(SUPPLIED INFORMATION Opens)
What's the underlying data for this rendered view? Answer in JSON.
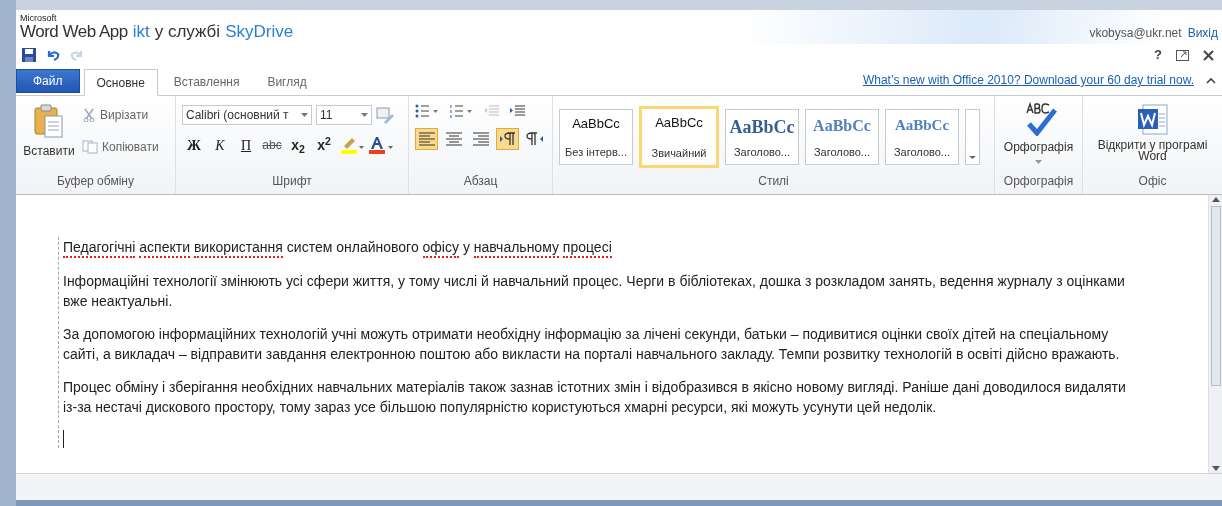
{
  "header": {
    "brand_small": "Microsoft",
    "app_name": "Word Web App",
    "folder": "ikt",
    "separator": "у службі",
    "service": "SkyDrive",
    "user": "vkobysa@ukr.net",
    "sign_out": "Вихід",
    "help": "?"
  },
  "tabs": [
    {
      "label": "Файл",
      "kind": "file",
      "selected": false
    },
    {
      "label": "Основне",
      "kind": "tab",
      "selected": true
    },
    {
      "label": "Вставлення",
      "kind": "tab",
      "selected": false
    },
    {
      "label": "Вигляд",
      "kind": "tab",
      "selected": false
    }
  ],
  "promo_link": "What’s new with Office 2010? Download your 60 day trial now.",
  "ribbon": {
    "clipboard": {
      "paste": "Вставити",
      "cut": "Вирізати",
      "copy": "Копіювати",
      "label": "Буфер обміну"
    },
    "font": {
      "family": "Calibri (основний т",
      "size": "11",
      "buttons": [
        "Ж",
        "К",
        "П",
        "abc",
        "x$_{2}$",
        "x$^{2}$"
      ],
      "label": "Шрифт"
    },
    "paragraph": {
      "align": [
        {
          "kind": "left",
          "selected": true
        },
        {
          "kind": "center",
          "selected": false
        },
        {
          "kind": "right",
          "selected": false
        }
      ],
      "direction": [
        {
          "kind": "ltr",
          "selected": true
        },
        {
          "kind": "rtl",
          "selected": false
        }
      ],
      "label": "Абзац"
    },
    "styles": {
      "items": [
        {
          "sample": "AaBbCc",
          "name": "Без інтерв...",
          "kind": "normal",
          "selected": false
        },
        {
          "sample": "AaBbCc",
          "name": "Звичайний",
          "kind": "normal",
          "selected": true
        },
        {
          "sample": "AaBbCc",
          "name": "Заголово...",
          "kind": "heading1",
          "selected": false
        },
        {
          "sample": "AaBbCc",
          "name": "Заголово...",
          "kind": "heading2",
          "selected": false
        },
        {
          "sample": "AaBbCc",
          "name": "Заголово...",
          "kind": "heading3",
          "selected": false
        }
      ],
      "label": "Стилі"
    },
    "spelling": {
      "button": "Орфографія",
      "label": "Орфографія"
    },
    "office": {
      "button": "Відкрити у програмі Word",
      "label": "Офіс"
    }
  },
  "document": {
    "title": [
      {
        "text": "Педагогічні",
        "misspelled": true
      },
      {
        "text": "аспекти",
        "misspelled": true
      },
      {
        "text": "використання",
        "misspelled": true
      },
      {
        "text": "систем",
        "misspelled": false
      },
      {
        "text": "онлайнового",
        "misspelled": false
      },
      {
        "text": "офісу",
        "misspelled": true
      },
      {
        "text": "у",
        "misspelled": false
      },
      {
        "text": "навчальному",
        "misspelled": true
      },
      {
        "text": "процесі",
        "misspelled": true
      }
    ],
    "paragraphs": [
      "Інформаційні технології змінюють усі сфери життя, у тому числі й навчальний процес. Черги в бібліотеках, дошка з розкладом занять, ведення журналу з оцінками вже неактуальні.",
      "За допомогою інформаційних технологій учні можуть отримати необхідну інформацію за лічені секунди, батьки – подивитися оцінки своїх дітей на спеціальному сайті, а викладач – відправити завдання електронною поштою або викласти на порталі навчального закладу. Темпи розвитку технологій в освіті дійсно вражають.",
      "Процес обміну і зберігання необхідних навчальних матеріалів також зазнав істотних змін і відобразився в якісно новому вигляді. Раніше дані доводилося видаляти із-за нестачі дискового простору, тому зараз усе більшою популярністю користуються хмарні ресурси, які можуть усунути цей недолік."
    ]
  }
}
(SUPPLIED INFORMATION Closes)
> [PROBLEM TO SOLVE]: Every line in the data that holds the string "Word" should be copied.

> [REPLY TO THE TASK]:
    "app_name": "Word Web App",
      "button": "Відкрити у програмі Word",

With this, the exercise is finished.